Plantar Fasciitis can be very difficult to calm down and return the female to her prior level of function without pain. Working with a physical therapist can help to establish good walking and standing habits which will help reduce the likelihood of developing foot pain (plantar fasciitis) down the line. Making sure the calf muscles, glute muscles, and posture are addressed postpartum is important.
Neck and Jaw Pain
Did you know your neck and jaw pain or headaches could be caused by your pregnancy and post-partum body positioning? With the shift of the thorax and rounding of the shoulders during pregnancy, and in the early years postpartum (due to feeding the baby) the female’s head may move into a forward head position. When the head moves forward there is increased tension in the back of the neck and muscles of the jaw due to gravity’s force on the body. When this happens pain, headaches, TMD, and neck pain can develop. Sometimes this takes months or years to develop due to the overwork of the muscles of the neck and head related to posture.

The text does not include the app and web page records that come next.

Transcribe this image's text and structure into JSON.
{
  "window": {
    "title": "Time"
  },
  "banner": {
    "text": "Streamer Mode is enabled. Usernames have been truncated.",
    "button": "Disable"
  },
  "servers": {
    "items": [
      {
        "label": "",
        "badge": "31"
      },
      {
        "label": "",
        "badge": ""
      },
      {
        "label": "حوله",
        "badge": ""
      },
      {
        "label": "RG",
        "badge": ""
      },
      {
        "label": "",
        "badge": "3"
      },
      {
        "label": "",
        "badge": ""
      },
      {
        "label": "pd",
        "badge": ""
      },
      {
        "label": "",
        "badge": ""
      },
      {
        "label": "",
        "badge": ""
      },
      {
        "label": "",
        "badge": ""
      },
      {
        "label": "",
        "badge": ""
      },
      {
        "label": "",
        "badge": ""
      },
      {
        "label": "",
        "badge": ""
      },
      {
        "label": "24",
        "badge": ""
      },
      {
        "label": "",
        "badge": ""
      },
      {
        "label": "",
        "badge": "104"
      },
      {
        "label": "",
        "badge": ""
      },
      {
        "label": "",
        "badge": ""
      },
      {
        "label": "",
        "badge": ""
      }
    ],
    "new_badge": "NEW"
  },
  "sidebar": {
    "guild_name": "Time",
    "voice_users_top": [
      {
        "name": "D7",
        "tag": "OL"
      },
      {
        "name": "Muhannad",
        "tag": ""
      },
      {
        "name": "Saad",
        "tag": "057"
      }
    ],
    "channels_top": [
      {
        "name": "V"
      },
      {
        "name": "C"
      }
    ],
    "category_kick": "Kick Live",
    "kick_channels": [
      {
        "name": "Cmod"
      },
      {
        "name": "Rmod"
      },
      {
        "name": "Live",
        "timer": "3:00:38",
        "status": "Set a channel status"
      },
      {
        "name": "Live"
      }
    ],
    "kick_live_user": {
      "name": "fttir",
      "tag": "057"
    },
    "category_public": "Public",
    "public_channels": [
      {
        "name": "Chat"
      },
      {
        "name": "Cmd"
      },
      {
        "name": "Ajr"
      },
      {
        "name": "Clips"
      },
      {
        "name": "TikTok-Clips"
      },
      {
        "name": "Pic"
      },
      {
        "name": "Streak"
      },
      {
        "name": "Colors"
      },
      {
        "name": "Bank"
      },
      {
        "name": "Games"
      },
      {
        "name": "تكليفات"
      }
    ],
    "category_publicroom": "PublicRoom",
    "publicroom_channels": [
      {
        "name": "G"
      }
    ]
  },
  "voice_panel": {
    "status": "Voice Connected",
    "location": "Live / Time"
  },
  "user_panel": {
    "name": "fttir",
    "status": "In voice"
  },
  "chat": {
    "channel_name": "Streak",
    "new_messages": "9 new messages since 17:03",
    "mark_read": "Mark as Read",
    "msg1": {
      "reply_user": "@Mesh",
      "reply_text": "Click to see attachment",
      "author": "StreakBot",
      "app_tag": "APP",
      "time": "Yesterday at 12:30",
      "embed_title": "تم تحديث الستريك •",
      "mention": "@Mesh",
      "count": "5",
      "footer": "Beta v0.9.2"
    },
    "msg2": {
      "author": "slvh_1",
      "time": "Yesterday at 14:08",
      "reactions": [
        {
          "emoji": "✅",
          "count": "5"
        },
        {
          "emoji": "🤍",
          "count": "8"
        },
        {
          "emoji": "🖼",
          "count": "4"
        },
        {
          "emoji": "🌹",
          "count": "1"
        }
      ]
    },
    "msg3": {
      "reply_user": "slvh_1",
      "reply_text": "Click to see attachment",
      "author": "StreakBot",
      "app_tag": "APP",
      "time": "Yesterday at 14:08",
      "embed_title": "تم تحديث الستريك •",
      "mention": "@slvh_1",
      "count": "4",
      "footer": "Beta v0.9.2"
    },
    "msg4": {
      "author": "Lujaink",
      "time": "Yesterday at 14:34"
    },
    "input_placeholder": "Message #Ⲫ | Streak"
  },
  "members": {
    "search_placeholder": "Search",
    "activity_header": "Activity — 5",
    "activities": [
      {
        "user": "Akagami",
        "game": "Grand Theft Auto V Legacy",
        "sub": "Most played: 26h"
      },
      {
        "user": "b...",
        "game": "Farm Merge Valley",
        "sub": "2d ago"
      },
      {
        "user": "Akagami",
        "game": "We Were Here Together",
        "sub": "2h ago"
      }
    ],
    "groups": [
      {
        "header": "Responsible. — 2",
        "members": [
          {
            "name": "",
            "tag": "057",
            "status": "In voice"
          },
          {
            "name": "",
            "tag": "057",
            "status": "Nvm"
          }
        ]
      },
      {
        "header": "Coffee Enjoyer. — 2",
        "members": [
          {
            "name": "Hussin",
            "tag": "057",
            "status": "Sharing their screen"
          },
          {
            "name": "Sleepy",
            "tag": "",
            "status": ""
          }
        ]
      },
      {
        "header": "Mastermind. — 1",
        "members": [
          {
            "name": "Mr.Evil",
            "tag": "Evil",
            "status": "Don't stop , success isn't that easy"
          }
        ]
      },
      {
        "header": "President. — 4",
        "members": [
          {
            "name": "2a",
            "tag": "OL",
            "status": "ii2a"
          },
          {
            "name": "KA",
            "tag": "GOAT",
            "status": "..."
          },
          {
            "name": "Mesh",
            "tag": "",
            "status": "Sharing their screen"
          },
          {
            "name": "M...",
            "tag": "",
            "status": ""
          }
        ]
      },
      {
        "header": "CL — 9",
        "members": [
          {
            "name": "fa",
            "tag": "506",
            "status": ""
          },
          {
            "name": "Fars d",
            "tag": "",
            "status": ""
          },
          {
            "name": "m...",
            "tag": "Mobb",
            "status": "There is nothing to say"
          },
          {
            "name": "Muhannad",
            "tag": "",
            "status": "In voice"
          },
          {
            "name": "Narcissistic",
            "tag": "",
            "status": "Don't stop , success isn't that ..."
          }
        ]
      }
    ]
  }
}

Proper care should be taken post-partum to address postural changes, stretch the upper back and chest, and develop alignment awareness. There are great positioning pillows and other pregnancy and post-partum tools out there that can help with posture and positioning. Using them will help prevent poor postures and decrease your risk for neck and jaw pain or headaches.
These are just some of the hidden issues of postpartum that can cause problems in the future. Even if you don’t feel like your body needs attention right after giving birth, having a PT assessment with a pelvic floor specialist PT can help prevent possible problems years down the road. They can make sure you regain your flexibility, mobility, and strength to allow for pain-free and injury-free years ahead.